Each line below that contains "Search" should be counted. Give only the total.

• **RECORD EXCERPTS**:
┄┄┄┄┄┄

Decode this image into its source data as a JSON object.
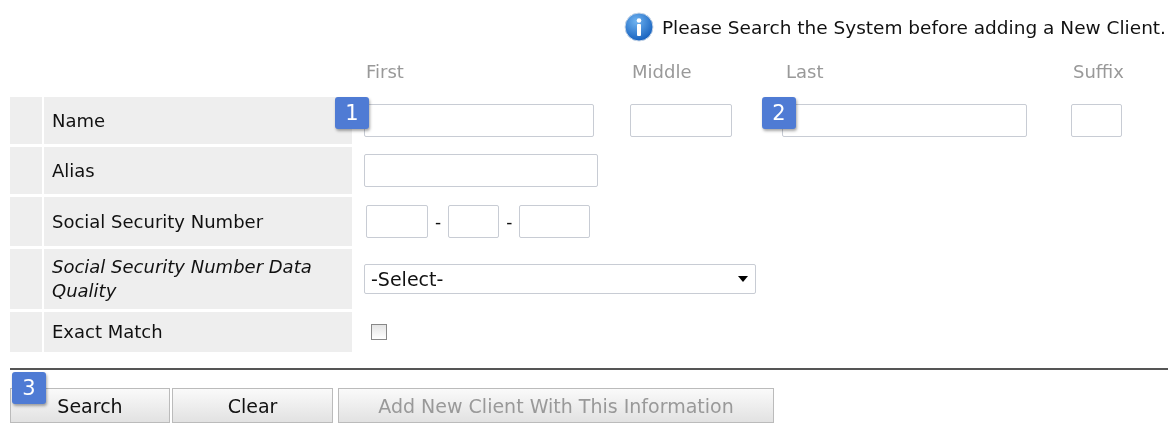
{
  "notice": {
    "text": "Please Search the System before adding a New Client."
  },
  "name_fields": [
    {
      "label": "First",
      "callout": "1"
    },
    {
      "label": "Middle"
    },
    {
      "label": "Last",
      "callout": "2"
    },
    {
      "label": "Suffix"
    }
  ],
  "rows": [
    {
      "kind": "name",
      "label": "Name",
      "italic": false
    },
    {
      "kind": "text",
      "label": "Alias",
      "italic": false
    },
    {
      "kind": "ssn",
      "label": "Social Security Number",
      "italic": false,
      "separators": [
        "-",
        "-"
      ]
    },
    {
      "kind": "select",
      "label": "Social Security Number Data Quality",
      "italic": true,
      "value": "-Select-"
    },
    {
      "kind": "checkbox",
      "label": "Exact Match",
      "italic": false,
      "checked": false
    }
  ],
  "buttons": [
    {
      "label": "Search",
      "disabled": false,
      "callout": "3"
    },
    {
      "label": "Clear",
      "disabled": false
    },
    {
      "label": "Add New Client With This Information",
      "disabled": true
    }
  ]
}
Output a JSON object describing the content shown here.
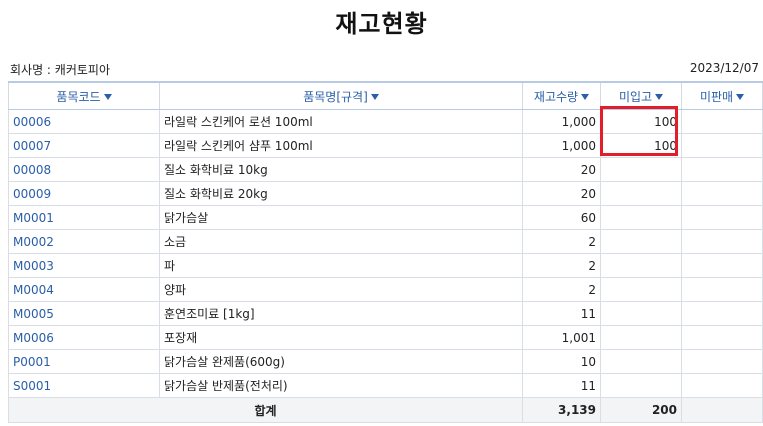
{
  "page": {
    "title": "재고현황",
    "company_label": "회사명 : 캐커토피아",
    "date": "2023/12/07"
  },
  "table": {
    "headers": {
      "code": "품목코드",
      "name": "품목명[규격]",
      "stock": "재고수량",
      "not_received": "미입고",
      "not_sold": "미판매"
    },
    "rows": [
      {
        "code": "00006",
        "name": "라일락 스킨케어 로션 100ml",
        "stock": "1,000",
        "not_received": "100",
        "not_sold": ""
      },
      {
        "code": "00007",
        "name": "라일락 스킨케어 샴푸 100ml",
        "stock": "1,000",
        "not_received": "100",
        "not_sold": ""
      },
      {
        "code": "00008",
        "name": "질소 화학비료 10kg",
        "stock": "20",
        "not_received": "",
        "not_sold": ""
      },
      {
        "code": "00009",
        "name": "질소 화학비료 20kg",
        "stock": "20",
        "not_received": "",
        "not_sold": ""
      },
      {
        "code": "M0001",
        "name": "닭가슴살",
        "stock": "60",
        "not_received": "",
        "not_sold": ""
      },
      {
        "code": "M0002",
        "name": "소금",
        "stock": "2",
        "not_received": "",
        "not_sold": ""
      },
      {
        "code": "M0003",
        "name": "파",
        "stock": "2",
        "not_received": "",
        "not_sold": ""
      },
      {
        "code": "M0004",
        "name": "양파",
        "stock": "2",
        "not_received": "",
        "not_sold": ""
      },
      {
        "code": "M0005",
        "name": "훈연조미료 [1kg]",
        "stock": "11",
        "not_received": "",
        "not_sold": ""
      },
      {
        "code": "M0006",
        "name": "포장재",
        "stock": "1,001",
        "not_received": "",
        "not_sold": ""
      },
      {
        "code": "P0001",
        "name": "닭가슴살 완제품(600g)",
        "stock": "10",
        "not_received": "",
        "not_sold": ""
      },
      {
        "code": "S0001",
        "name": "닭가슴살 반제품(전처리)",
        "stock": "11",
        "not_received": "",
        "not_sold": ""
      }
    ],
    "total": {
      "label": "합계",
      "stock": "3,139",
      "not_received": "200",
      "not_sold": ""
    }
  },
  "colors": {
    "header_text": "#2a5ea8",
    "highlight": "#e11e2a"
  }
}
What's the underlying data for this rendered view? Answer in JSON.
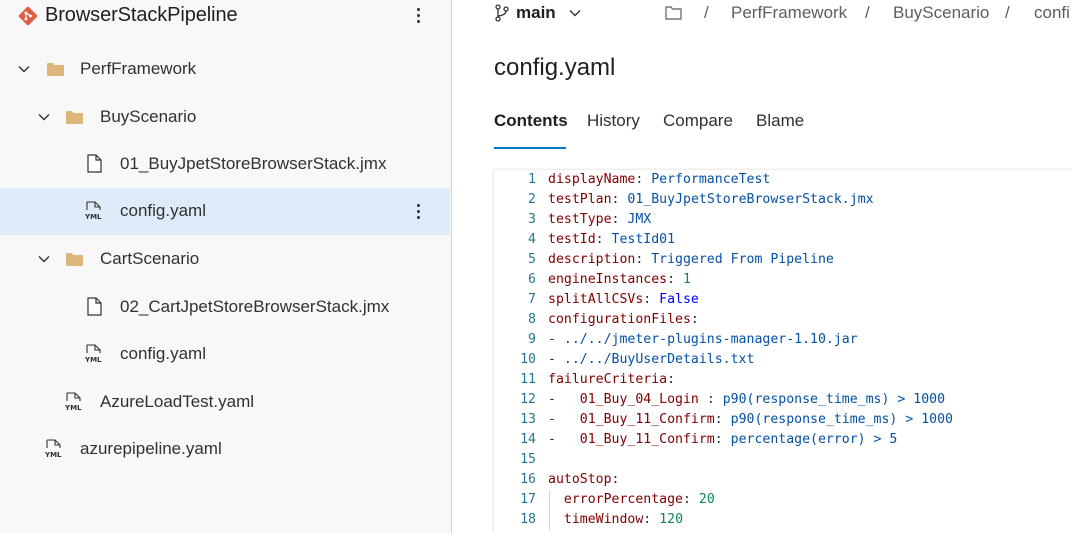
{
  "sidebar": {
    "repo_name": "BrowserStackPipeline",
    "tree": [
      {
        "label": "PerfFramework",
        "type": "folder",
        "expanded": true,
        "depth": 0
      },
      {
        "label": "BuyScenario",
        "type": "folder",
        "expanded": true,
        "depth": 1
      },
      {
        "label": "01_BuyJpetStoreBrowserStack.jmx",
        "type": "file",
        "depth": 2
      },
      {
        "label": "config.yaml",
        "type": "yaml",
        "depth": 2,
        "selected": true
      },
      {
        "label": "CartScenario",
        "type": "folder",
        "expanded": true,
        "depth": 1
      },
      {
        "label": "02_CartJpetStoreBrowserStack.jmx",
        "type": "file",
        "depth": 2
      },
      {
        "label": "config.yaml",
        "type": "yaml",
        "depth": 2
      },
      {
        "label": "AzureLoadTest.yaml",
        "type": "yaml",
        "depth": 1
      },
      {
        "label": "azurepipeline.yaml",
        "type": "yaml",
        "depth": 0
      }
    ],
    "yaml_icon_text": "YML"
  },
  "header": {
    "branch": "main",
    "breadcrumb": [
      "PerfFramework",
      "BuyScenario",
      "confi"
    ],
    "separator": "/"
  },
  "file": {
    "title": "config.yaml",
    "tabs": [
      "Contents",
      "History",
      "Compare",
      "Blame"
    ],
    "active_tab": "Contents"
  },
  "code": {
    "lines": [
      {
        "n": "1",
        "t": [
          [
            "k",
            "displayName"
          ],
          [
            "p",
            ": "
          ],
          [
            "v",
            "PerformanceTest"
          ]
        ]
      },
      {
        "n": "2",
        "t": [
          [
            "k",
            "testPlan"
          ],
          [
            "p",
            ": "
          ],
          [
            "v",
            "01_BuyJpetStoreBrowserStack.jmx"
          ]
        ]
      },
      {
        "n": "3",
        "t": [
          [
            "k",
            "testType"
          ],
          [
            "p",
            ": "
          ],
          [
            "v",
            "JMX"
          ]
        ]
      },
      {
        "n": "4",
        "t": [
          [
            "k",
            "testId"
          ],
          [
            "p",
            ": "
          ],
          [
            "v",
            "TestId01"
          ]
        ]
      },
      {
        "n": "5",
        "t": [
          [
            "k",
            "description"
          ],
          [
            "p",
            ": "
          ],
          [
            "v",
            "Triggered From Pipeline"
          ]
        ]
      },
      {
        "n": "6",
        "t": [
          [
            "k",
            "engineInstances"
          ],
          [
            "p",
            ": "
          ],
          [
            "n",
            "1"
          ]
        ]
      },
      {
        "n": "7",
        "t": [
          [
            "k",
            "splitAllCSVs"
          ],
          [
            "p",
            ": "
          ],
          [
            "b",
            "False"
          ]
        ]
      },
      {
        "n": "8",
        "t": [
          [
            "k",
            "configurationFiles"
          ],
          [
            "p",
            ":"
          ]
        ]
      },
      {
        "n": "9",
        "t": [
          [
            "p",
            "- "
          ],
          [
            "v",
            "../../jmeter-plugins-manager-1.10.jar"
          ]
        ]
      },
      {
        "n": "10",
        "t": [
          [
            "p",
            "- "
          ],
          [
            "v",
            "../../BuyUserDetails.txt"
          ]
        ]
      },
      {
        "n": "11",
        "t": [
          [
            "k",
            "failureCriteria"
          ],
          [
            "p",
            ":"
          ]
        ]
      },
      {
        "n": "12",
        "t": [
          [
            "p",
            "-   "
          ],
          [
            "k",
            "01_Buy_04_Login "
          ],
          [
            "p",
            ": "
          ],
          [
            "v",
            "p90(response_time_ms) > 1000"
          ]
        ]
      },
      {
        "n": "13",
        "t": [
          [
            "p",
            "-   "
          ],
          [
            "k",
            "01_Buy_11_Confirm"
          ],
          [
            "p",
            ": "
          ],
          [
            "v",
            "p90(response_time_ms) > 1000"
          ]
        ]
      },
      {
        "n": "14",
        "t": [
          [
            "p",
            "-   "
          ],
          [
            "k",
            "01_Buy_11_Confirm"
          ],
          [
            "p",
            ": "
          ],
          [
            "v",
            "percentage(error) > 5"
          ]
        ]
      },
      {
        "n": "15",
        "t": []
      },
      {
        "n": "16",
        "t": [
          [
            "k",
            "autoStop"
          ],
          [
            "p",
            ":"
          ]
        ]
      },
      {
        "n": "17",
        "t": [
          [
            "p",
            "  "
          ],
          [
            "k",
            "errorPercentage"
          ],
          [
            "p",
            ": "
          ],
          [
            "n",
            "20"
          ]
        ]
      },
      {
        "n": "18",
        "t": [
          [
            "p",
            "  "
          ],
          [
            "k",
            "timeWindow"
          ],
          [
            "p",
            ": "
          ],
          [
            "n",
            "120"
          ]
        ]
      }
    ]
  },
  "colors": {
    "accent": "#0078d4",
    "selected_row": "#deecf9",
    "folder": "#dcb67a",
    "repo_logo": "#e05d44"
  }
}
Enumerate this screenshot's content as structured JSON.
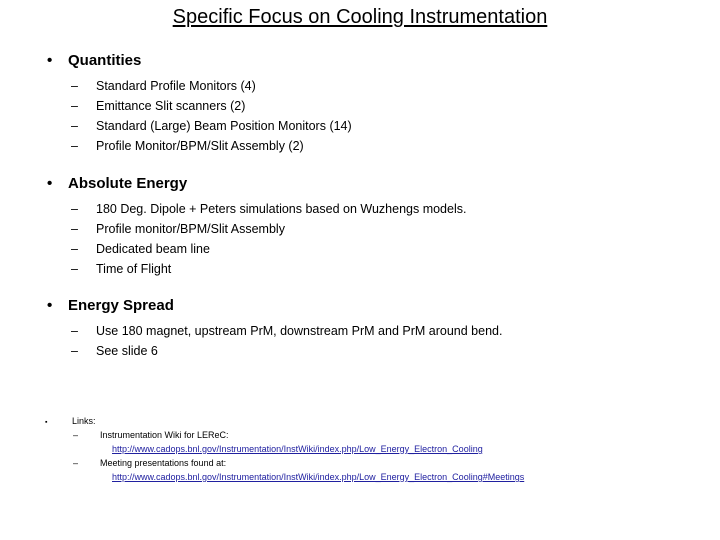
{
  "slide": {
    "title": "Specific Focus on Cooling Instrumentation",
    "background_color": "#FFFFFF",
    "text_color": "#000000",
    "link_color": "#2020A0",
    "bullet_marker_level1": "•",
    "bullet_marker_level2": "–",
    "bullet_marker_small_level1": "▪",
    "sections": [
      {
        "heading": "Quantities",
        "items": [
          "Standard Profile Monitors (4)",
          "Emittance Slit scanners (2)",
          "Standard (Large) Beam Position Monitors (14)",
          "Profile Monitor/BPM/Slit Assembly (2)"
        ]
      },
      {
        "heading": "Absolute Energy",
        "items": [
          "180 Deg. Dipole + Peters simulations based on Wuzhengs models.",
          "Profile monitor/BPM/Slit Assembly",
          "Dedicated beam line",
          "Time of Flight"
        ]
      },
      {
        "heading": "Energy Spread",
        "items": [
          "Use 180 magnet, upstream PrM, downstream PrM and PrM around bend.",
          "See slide 6"
        ]
      }
    ],
    "links_section": {
      "heading": "Links:",
      "entries": [
        {
          "label": "Instrumentation Wiki for LEReC:",
          "url": "http://www.cadops.bnl.gov/Instrumentation/InstWiki/index.php/Low_Energy_Electron_Cooling"
        },
        {
          "label": "Meeting presentations found at:",
          "url": "http://www.cadops.bnl.gov/Instrumentation/InstWiki/index.php/Low_Energy_Electron_Cooling#Meetings"
        }
      ]
    }
  }
}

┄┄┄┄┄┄

• **EXERCISE SOLUTION**: 2